◆ **WORK TO BE COMPLETED**: Every line of the data that contains the string "author" must be copied.

◆ **INPUT MATERIAL**:
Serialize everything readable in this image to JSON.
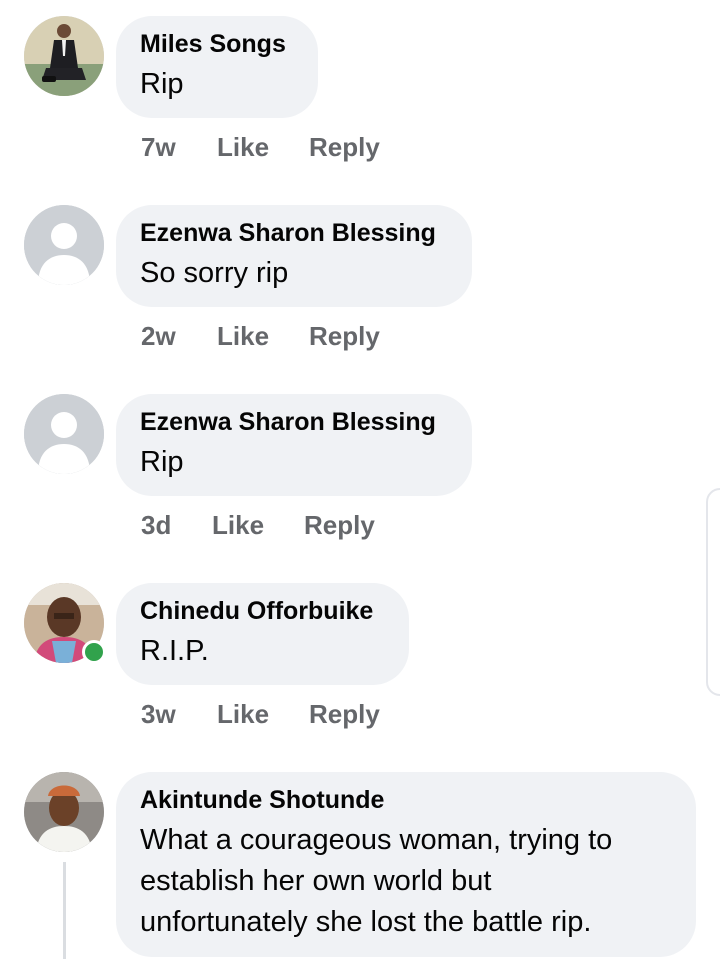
{
  "comments": [
    {
      "author": "Miles Songs",
      "text": "Rip",
      "time": "7w",
      "like_label": "Like",
      "reply_label": "Reply",
      "avatar": "photo-man-in-suit"
    },
    {
      "author": "Ezenwa Sharon Blessing",
      "text": "So sorry rip",
      "time": "2w",
      "like_label": "Like",
      "reply_label": "Reply",
      "avatar": "default-avatar-icon"
    },
    {
      "author": "Ezenwa Sharon Blessing",
      "text": "Rip",
      "time": "3d",
      "like_label": "Like",
      "reply_label": "Reply",
      "avatar": "default-avatar-icon"
    },
    {
      "author": "Chinedu Offorbuike",
      "text": "R.I.P.",
      "time": "3w",
      "like_label": "Like",
      "reply_label": "Reply",
      "avatar": "photo-man",
      "online": true
    },
    {
      "author": "Akintunde Shotunde",
      "text_lines": [
        "What a courageous woman, trying to",
        "establish her own world but",
        "unfortunately she lost the battle rip."
      ],
      "avatar": "photo-man-with-cap"
    }
  ],
  "colors": {
    "bubble": "#f0f2f5",
    "text": "#050505",
    "meta": "#65676b",
    "online": "#31a24c",
    "default_avatar_bg": "#ccd0d5"
  }
}
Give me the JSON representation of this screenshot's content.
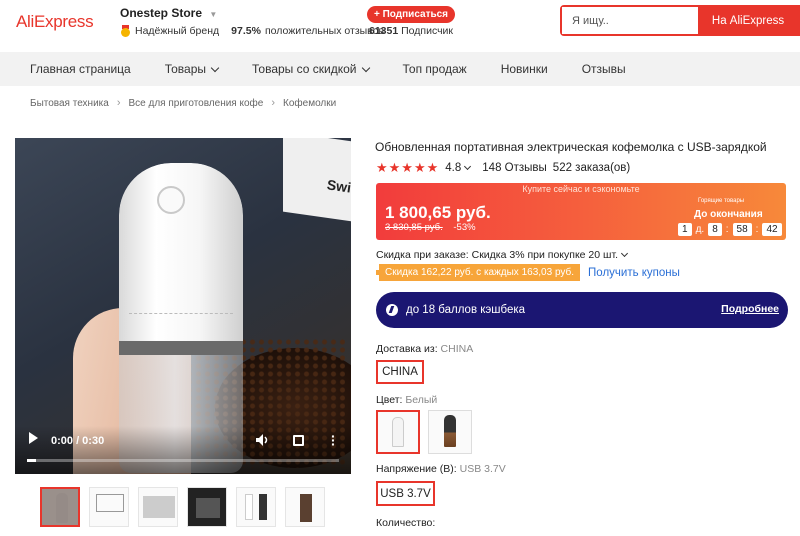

◆ **EXERCISE RESPONSE**:
      "author": "Miles Songs",
      "author": "Ezenwa Sharon Blessing",
      "author": "Ezenwa Sharon Blessing",
      "author": "Chinedu Offorbuike",
      "author": "Akintunde Shotunde",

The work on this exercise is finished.